It's a trend that did not surprise Carson High School senior Ash Dauenhauer.
"Smoking (cigarettes) is a lot worse because pot's not addictive," he said. "People who smoke seem to kill their bodies a lot faster, but I'm no doctor."
A tennis player and member of student council, Ash said he would be more likely to associate with other teens who used marijuana than those who smoked because marijuana does not have the same stigma.
"It's semi-common," he explained. "It's not something that everybody does, but a lot of kids have at least tried it."
Sex among high school students has also declined, according to the "Nevada Youth Risk Behavior Survey," based on responses from thousands of high school and middle school students in 2001.
"I'm glad it's dropped," said Carson High School's student body president Megan Petterson. "I think everyone is just more aware -- AIDS is a reality."
However, she said the number may still be too high.
"I know a lot of kids are sexually active," she said. "Sometimes they just use it as an excuse as something to do."
Jack McLaughlin, state superintendent of public instruction for the past year, said the survey shows risk-taking among Nevada youth "at unacceptably high levels."
For instance, cocaine use has also risen since 1993, inching up to 6 percent from 4 percent. But violence on school campuses has declined.
Drug sales on school campuses apparently rose. The report said 35.7 percent of the high school students said somebody had offered, sold or given them an illegal drug on campus. That's up from 31 percent in 1999 and 30 percent in 1993.
In the 1993 survey 58 percent of the students said they had sexual intercourse. That fell to 49 percent last year. And the use of condoms has risen from 53 percent to 62 percent during the eight-year period.
The report in 1993 found 10 percent of the students had been pregnant or had gotten someone pregnant. That's down to 6 percent in 2001.
The survey also found 9.2 percent of the high school students said they have been forced to have sexual intercourse; and 19.6 percent of high school students said they seriously have considered suicide.
The 1993 survey found 27 percent of Nevada students considered suicide, and 6.5 percent tried to kill themselves. Nationally, 33 percent of high school students said they considered suicide in 1993.

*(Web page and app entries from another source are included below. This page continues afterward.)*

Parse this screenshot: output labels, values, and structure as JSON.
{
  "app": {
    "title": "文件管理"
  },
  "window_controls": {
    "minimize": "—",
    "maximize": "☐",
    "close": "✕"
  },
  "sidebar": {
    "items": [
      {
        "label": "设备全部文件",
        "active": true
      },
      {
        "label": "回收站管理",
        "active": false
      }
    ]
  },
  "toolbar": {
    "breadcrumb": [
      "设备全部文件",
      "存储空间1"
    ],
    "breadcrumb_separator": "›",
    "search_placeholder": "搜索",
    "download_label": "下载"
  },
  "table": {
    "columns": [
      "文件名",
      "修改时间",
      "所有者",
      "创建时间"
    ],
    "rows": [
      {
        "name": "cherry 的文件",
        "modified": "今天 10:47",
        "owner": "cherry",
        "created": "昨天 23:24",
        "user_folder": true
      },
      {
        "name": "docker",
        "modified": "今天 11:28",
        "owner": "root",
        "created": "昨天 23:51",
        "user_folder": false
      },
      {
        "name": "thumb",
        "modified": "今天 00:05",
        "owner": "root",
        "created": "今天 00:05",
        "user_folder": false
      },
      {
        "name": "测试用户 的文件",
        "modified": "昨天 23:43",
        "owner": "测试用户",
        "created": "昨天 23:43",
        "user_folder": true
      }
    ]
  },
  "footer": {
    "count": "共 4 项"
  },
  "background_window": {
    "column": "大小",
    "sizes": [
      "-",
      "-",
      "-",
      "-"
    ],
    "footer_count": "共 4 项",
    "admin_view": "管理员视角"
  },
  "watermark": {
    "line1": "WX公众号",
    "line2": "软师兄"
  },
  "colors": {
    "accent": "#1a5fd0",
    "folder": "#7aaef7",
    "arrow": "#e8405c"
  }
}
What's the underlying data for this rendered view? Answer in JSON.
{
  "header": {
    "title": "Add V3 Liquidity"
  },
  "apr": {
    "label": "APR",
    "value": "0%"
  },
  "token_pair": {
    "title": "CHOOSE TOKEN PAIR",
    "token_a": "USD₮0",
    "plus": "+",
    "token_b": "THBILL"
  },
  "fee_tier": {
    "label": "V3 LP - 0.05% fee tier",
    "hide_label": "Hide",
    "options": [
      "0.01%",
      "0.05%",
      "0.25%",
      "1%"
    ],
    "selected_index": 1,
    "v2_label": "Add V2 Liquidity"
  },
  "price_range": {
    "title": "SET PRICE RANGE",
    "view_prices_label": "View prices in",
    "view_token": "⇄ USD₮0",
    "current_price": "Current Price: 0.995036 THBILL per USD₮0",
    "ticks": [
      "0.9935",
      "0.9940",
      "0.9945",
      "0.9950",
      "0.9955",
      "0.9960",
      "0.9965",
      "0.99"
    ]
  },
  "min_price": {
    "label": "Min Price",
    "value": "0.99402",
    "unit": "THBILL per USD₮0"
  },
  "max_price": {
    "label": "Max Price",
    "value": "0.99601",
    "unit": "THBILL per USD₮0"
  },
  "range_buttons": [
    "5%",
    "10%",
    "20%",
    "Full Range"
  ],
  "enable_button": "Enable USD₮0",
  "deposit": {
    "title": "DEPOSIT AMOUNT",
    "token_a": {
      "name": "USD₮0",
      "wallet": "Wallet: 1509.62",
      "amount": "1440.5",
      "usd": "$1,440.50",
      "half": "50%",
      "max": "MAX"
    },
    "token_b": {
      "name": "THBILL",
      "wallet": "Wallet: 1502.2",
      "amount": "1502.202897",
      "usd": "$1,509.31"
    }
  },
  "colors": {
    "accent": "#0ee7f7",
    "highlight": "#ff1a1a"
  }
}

The question about whether students had been forced into sex has been asked since 1999. That year, 10 percent of the students said they had been forced into sex.